  • How the processing of instant payments works
  • The effect instant payments will have on our day-to-day
  • The challenges banks will face on the way to a new payment experience

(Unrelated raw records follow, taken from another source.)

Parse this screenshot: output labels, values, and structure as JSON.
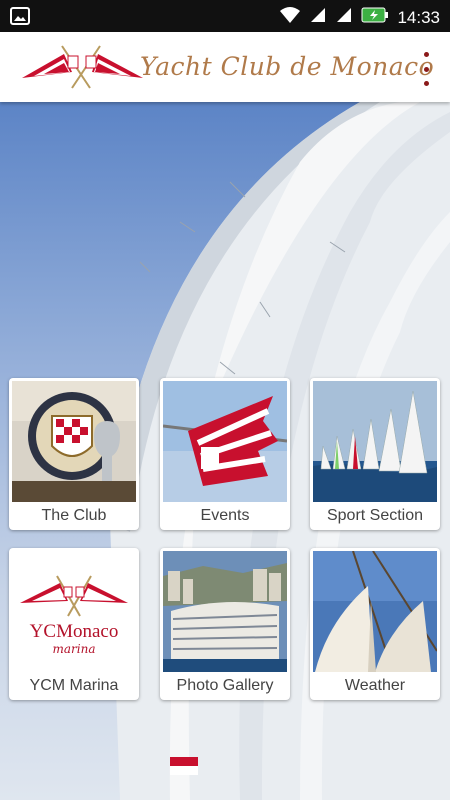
{
  "status_bar": {
    "time": "14:33",
    "icons": [
      "image-notification-icon",
      "wifi-icon",
      "cell-signal-icon",
      "cell-signal-icon",
      "battery-charging-icon"
    ]
  },
  "app_bar": {
    "title": "Yacht Club de Monaco",
    "menu_icon": "more-vertical-icon"
  },
  "tiles": [
    {
      "label": "The Club",
      "image": "club-emblem-photo"
    },
    {
      "label": "Events",
      "image": "flag-photo"
    },
    {
      "label": "Sport Section",
      "image": "regatta-photo"
    },
    {
      "label": "YCM Marina",
      "image": "ycm-marina-logo",
      "logo_text": "YCMonaco",
      "logo_subtext": "marina"
    },
    {
      "label": "Photo Gallery",
      "image": "clubhouse-photo"
    },
    {
      "label": "Weather",
      "image": "sails-photo"
    }
  ],
  "colors": {
    "title": "#b07a4a",
    "menu": "#8b1a1a",
    "brand_red": "#c8102e"
  }
}
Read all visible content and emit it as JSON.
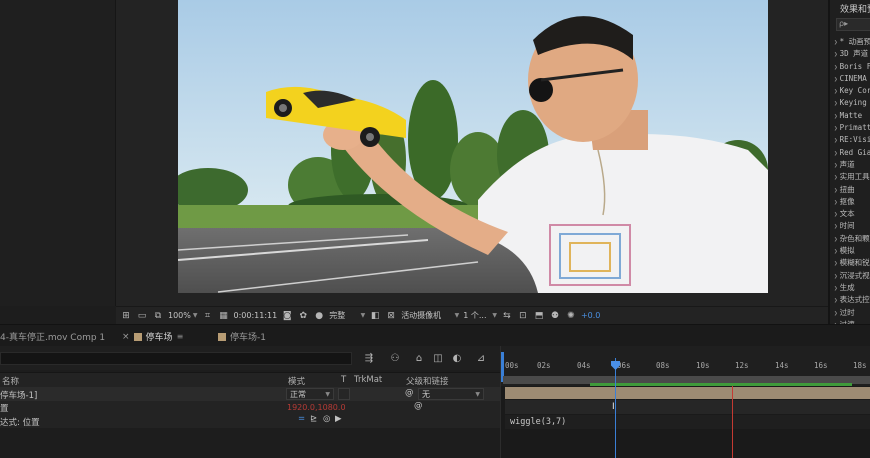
{
  "viewer": {
    "zoom": "100%",
    "timecode": "0:00:11:11",
    "resolution": "完整",
    "camera": "活动摄像机",
    "views": "1 个...",
    "exposure": "+0.0"
  },
  "effects_panel": {
    "title": "效果和预设",
    "search_placeholder": "ρ▸",
    "items": [
      "* 动画预设",
      "3D 声道",
      "Boris FX",
      "CINEMA 4D",
      "Key Corr",
      "Keying",
      "Matte",
      "Primatte",
      "RE:Vision",
      "Red Giant",
      "声道",
      "实用工具",
      "扭曲",
      "抠像",
      "文本",
      "时间",
      "杂色和颗粒",
      "模拟",
      "模糊和锐化",
      "沉浸式视频",
      "生成",
      "表达式控制",
      "过时",
      "过渡"
    ]
  },
  "tabs": [
    {
      "label": "4-真车停正.mov Comp 1",
      "active": false
    },
    {
      "label": "停车场",
      "active": true
    },
    {
      "label": "停车场-1",
      "active": false
    }
  ],
  "timeline": {
    "ruler_ticks": [
      "00s",
      "02s",
      "04s",
      "06s",
      "08s",
      "10s",
      "12s",
      "14s",
      "16s",
      "18s"
    ],
    "columns": {
      "name": "名称",
      "mode": "模式",
      "t": "T",
      "trkmat": "TrkMat",
      "parent": "父级和链接"
    },
    "layer": {
      "name": "停车场-1]",
      "mode": "正常",
      "parent": "无",
      "position_label": "置",
      "position_value": "1920.0,1080.0",
      "expression_label": "达式: 位置",
      "expression": "wiggle(3,7)"
    }
  },
  "colors": {
    "accent_blue": "#3a7fd6",
    "layer_label": "#b79c74",
    "work_green": "#3f9b3b",
    "marker_red": "#c43a32"
  }
}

  • Why getting ready for real-time payments doesn't happen instantly